In an earlier interview, Kahane said that Hillel's policy was dictated by a directive from B'nai Brith, Hillel's national, parent organization, which prevents any representative of the JDL from speaking at organizations supported by B'nai Brith. Kahane said that Hillel's refusal to allow him to speak was a violation of his right to free speech and threatened a law suit if he was prevented from speaking at Hillel.
Rabbi Larry S. Moses, international director of B'nai Brith Hillel Foundations, explained his organization's policy, saying that "His [Kahane's] teachings have been inimical to Jewish teachings and traditions."
Rabbi Samule Z. Fishman, associate national director of B'nai Brith Hillel Foundations, said that the policy banning JDL representative is binding on all Hillels.
But Hillel Chairman Aaron S. Saiger said that Harvard Hillel's failure to invite Kahane is not the result of the B'nai Brith policy and that there is no policy which excludes Kahane from speaking at Harvard Hillel. "I do not consider B'nai Brith's resolution binding on us [Hillel] as a student organization," said Saiger. Saiger said that, "Kahane has the right to speak, but Hillel has the right not to invite him."

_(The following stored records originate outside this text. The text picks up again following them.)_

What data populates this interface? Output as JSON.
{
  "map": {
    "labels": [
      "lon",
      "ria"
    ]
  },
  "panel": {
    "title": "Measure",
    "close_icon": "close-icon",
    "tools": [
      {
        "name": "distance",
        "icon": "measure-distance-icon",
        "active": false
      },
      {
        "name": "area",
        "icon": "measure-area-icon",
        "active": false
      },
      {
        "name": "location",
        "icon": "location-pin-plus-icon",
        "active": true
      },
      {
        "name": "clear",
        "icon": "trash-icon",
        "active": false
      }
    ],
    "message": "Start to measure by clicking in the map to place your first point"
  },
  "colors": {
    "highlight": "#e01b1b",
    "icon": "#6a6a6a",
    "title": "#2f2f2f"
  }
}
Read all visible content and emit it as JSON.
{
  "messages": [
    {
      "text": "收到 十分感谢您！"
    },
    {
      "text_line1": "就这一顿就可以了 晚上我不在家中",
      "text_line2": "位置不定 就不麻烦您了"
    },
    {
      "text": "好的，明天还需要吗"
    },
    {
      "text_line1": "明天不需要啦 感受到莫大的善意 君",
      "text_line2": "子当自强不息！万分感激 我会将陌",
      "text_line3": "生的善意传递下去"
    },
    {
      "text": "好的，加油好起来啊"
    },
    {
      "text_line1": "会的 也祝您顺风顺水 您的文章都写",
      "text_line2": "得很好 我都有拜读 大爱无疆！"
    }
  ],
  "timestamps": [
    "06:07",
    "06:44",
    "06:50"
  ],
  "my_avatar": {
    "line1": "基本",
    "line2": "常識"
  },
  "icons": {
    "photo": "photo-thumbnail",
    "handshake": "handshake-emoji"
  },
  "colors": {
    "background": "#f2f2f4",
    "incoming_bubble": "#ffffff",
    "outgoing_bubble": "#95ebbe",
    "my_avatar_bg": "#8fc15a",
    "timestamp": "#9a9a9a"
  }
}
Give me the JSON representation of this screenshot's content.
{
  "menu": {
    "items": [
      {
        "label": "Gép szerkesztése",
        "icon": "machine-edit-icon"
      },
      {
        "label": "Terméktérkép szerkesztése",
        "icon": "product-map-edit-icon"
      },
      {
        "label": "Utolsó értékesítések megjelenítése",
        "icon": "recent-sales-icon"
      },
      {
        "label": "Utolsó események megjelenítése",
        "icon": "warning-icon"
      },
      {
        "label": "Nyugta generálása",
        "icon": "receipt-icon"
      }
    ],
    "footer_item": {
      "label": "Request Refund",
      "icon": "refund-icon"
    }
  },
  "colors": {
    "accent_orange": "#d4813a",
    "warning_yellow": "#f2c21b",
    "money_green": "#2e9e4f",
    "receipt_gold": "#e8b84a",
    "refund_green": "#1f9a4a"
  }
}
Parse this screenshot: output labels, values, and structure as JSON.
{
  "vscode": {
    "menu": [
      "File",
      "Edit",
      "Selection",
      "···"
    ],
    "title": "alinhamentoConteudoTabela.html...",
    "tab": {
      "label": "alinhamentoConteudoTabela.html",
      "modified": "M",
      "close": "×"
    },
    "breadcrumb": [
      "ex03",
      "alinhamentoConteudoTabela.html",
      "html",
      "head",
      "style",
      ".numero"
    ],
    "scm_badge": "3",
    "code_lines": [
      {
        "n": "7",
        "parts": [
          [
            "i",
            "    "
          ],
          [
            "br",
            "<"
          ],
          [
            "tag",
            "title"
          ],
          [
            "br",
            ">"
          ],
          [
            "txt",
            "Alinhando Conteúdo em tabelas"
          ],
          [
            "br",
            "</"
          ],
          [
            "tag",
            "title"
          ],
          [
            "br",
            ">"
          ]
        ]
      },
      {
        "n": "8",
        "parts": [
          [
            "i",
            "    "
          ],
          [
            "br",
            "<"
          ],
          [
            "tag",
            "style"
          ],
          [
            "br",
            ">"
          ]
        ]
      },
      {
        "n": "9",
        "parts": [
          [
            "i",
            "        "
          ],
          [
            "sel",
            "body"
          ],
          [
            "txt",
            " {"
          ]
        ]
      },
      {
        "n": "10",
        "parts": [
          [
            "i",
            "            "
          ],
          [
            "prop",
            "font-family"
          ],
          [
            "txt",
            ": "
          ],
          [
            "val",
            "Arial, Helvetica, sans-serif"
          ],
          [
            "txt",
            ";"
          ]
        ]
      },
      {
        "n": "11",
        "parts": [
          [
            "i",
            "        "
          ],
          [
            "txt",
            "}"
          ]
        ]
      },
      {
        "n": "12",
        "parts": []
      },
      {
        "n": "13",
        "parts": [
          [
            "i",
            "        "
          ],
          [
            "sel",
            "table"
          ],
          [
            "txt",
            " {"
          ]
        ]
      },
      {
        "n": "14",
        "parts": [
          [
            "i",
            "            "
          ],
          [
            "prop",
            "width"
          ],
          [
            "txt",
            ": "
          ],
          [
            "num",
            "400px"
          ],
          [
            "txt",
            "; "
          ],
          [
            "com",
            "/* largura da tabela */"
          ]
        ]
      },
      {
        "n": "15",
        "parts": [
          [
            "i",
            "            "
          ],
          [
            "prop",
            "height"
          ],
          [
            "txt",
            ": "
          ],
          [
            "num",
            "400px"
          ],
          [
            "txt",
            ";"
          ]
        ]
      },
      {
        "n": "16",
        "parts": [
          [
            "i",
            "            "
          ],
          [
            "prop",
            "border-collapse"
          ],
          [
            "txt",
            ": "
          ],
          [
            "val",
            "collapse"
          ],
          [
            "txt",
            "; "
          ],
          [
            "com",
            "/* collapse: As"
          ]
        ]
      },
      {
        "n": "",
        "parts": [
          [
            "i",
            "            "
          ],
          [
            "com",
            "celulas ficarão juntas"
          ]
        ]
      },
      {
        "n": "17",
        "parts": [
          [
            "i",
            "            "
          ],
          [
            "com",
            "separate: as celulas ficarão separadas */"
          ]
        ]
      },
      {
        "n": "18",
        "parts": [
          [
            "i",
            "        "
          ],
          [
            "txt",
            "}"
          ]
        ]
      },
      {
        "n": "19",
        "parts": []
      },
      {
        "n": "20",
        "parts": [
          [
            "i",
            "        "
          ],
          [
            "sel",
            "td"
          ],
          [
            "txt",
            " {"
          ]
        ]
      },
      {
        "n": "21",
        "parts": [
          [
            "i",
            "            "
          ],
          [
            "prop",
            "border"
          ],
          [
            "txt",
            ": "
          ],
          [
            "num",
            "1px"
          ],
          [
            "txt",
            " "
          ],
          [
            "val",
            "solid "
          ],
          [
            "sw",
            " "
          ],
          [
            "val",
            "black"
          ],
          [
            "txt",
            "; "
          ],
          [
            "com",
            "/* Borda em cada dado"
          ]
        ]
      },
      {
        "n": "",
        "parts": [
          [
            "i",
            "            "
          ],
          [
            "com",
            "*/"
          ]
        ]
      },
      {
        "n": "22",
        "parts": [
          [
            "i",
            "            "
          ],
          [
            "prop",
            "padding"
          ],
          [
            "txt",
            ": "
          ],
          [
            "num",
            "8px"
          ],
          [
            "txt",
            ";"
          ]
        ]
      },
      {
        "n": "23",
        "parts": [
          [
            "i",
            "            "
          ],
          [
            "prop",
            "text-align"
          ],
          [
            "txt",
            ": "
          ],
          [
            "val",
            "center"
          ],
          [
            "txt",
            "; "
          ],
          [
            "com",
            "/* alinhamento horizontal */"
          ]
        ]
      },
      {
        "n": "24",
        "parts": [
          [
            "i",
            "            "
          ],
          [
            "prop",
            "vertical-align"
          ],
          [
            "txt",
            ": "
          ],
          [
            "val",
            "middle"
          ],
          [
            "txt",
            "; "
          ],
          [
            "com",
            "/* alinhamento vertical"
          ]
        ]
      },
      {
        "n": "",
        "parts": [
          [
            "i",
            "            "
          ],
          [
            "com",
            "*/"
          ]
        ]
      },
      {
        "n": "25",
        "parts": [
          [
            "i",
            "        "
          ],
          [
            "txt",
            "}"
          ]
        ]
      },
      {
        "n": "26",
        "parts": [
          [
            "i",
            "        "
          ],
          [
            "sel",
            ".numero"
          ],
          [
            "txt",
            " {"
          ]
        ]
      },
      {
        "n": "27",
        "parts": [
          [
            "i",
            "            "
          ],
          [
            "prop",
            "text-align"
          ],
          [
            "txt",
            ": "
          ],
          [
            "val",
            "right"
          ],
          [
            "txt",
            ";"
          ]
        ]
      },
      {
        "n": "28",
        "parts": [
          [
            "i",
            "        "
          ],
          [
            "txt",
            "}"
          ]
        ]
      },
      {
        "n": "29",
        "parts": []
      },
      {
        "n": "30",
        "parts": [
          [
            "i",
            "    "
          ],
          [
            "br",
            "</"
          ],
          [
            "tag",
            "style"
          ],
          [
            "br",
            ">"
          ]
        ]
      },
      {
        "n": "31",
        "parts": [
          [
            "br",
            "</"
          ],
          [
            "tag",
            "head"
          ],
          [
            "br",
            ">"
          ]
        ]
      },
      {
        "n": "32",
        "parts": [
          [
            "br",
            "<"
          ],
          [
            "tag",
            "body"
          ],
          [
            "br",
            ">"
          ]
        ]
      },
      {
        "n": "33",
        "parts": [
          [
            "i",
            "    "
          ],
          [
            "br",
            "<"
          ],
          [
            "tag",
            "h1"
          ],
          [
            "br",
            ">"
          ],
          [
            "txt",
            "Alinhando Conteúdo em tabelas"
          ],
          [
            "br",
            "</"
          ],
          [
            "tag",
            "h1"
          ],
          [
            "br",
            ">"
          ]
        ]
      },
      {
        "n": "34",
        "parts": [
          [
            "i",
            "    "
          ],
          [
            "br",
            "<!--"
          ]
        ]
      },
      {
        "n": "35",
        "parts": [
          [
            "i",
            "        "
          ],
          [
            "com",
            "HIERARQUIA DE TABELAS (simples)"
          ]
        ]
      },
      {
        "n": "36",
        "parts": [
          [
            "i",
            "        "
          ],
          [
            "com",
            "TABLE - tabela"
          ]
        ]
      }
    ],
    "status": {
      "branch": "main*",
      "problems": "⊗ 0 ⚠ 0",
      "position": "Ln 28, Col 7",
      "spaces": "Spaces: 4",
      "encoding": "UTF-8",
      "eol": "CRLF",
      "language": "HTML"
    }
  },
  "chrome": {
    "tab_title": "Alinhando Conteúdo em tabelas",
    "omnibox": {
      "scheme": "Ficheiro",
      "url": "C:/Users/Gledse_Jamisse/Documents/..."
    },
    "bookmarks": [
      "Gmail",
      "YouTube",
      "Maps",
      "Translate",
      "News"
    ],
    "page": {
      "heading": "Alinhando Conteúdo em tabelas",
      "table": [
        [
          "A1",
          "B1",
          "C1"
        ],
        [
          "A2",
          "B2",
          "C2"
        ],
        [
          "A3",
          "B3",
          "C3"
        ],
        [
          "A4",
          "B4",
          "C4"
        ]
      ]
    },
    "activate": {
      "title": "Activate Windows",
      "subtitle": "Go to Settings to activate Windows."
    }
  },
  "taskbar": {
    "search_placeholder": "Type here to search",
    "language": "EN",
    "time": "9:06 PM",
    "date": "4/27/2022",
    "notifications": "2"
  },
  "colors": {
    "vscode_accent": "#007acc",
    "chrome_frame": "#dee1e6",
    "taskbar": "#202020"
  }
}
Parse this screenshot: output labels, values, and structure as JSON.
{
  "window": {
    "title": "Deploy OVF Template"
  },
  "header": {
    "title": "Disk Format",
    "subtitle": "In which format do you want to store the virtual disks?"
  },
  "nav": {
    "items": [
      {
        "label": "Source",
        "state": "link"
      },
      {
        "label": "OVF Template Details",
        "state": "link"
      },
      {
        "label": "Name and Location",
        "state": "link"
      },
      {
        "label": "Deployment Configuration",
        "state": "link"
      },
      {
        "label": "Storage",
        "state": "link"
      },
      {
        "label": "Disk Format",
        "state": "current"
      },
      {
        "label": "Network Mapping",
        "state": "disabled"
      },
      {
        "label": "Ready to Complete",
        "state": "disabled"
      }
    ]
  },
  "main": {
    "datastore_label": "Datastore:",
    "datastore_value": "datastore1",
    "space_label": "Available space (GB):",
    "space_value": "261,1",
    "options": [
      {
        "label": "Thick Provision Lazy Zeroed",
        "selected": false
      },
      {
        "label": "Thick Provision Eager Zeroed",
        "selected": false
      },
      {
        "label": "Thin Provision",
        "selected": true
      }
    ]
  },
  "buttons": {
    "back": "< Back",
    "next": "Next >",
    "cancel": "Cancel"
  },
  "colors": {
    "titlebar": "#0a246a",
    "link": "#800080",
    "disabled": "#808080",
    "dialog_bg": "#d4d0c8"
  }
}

Kenneth Sidman, JDL coordinator for New England, said that Harvard Hillel is included in a group of 3000 organizations which are contacted every year and given the opportunity to invite Kahane to speak. Sidman said that anaverage of six of these organizations annuallyrespond by inviting Kahane.
However, Gerber said that Kahane did not askfor an invitation to Hillel, but instead sentHillel a letter telling them of his plans tospeak. But he probably would not have been invitedeven if he had asked, she said, because invitinghim would "legitimize his position."
Kahane has advocated expelling all Arabs fromIsrael and instituting strict Jewish law in thatnation.
Kahane's spokesman quoted him as saying"Violence is a terrible thing, but sometimesterribly necessary. And if it takescounter-terrorism to stop terrorism, then we arefor counter-terrorism."
Kahane said in an earlier interview that heplans to tell students that Judaism isincompatible with democracy and that Jewishleaders are unwilling to face this "most painfulof all questions."
In the past, Kahane has attracted smallaudiences at Harvard. When he spoke at the ScienceCenter in 1982, fewer than 20 people came to hearhim.
However, other Kahane speaking engagements havearoused controversy. When he spoke at San DiegoState University in October 1985, an estimated 450people came to hear him and about 50demonstrators, both Jews and Arabs, attempted todisrupt his comments. Security was heavy andincluded police from the university, city, countyand FBI, said Morris S. Casuto, regional directorof the Anti-Defamation League in San Diego.
Kahane's talk at San Diego State University hadoriginally been sponsored by the Jewish StudentsUnion, a Jewish group on campus which laterreconsidered and withdrew its invitation. TheModel U.N. Club at the school agreed to sponsorKahane three hours before he was scheduled tospeak, said Rabbi Jay N. Miller, director ofJewish campus centers of San Diego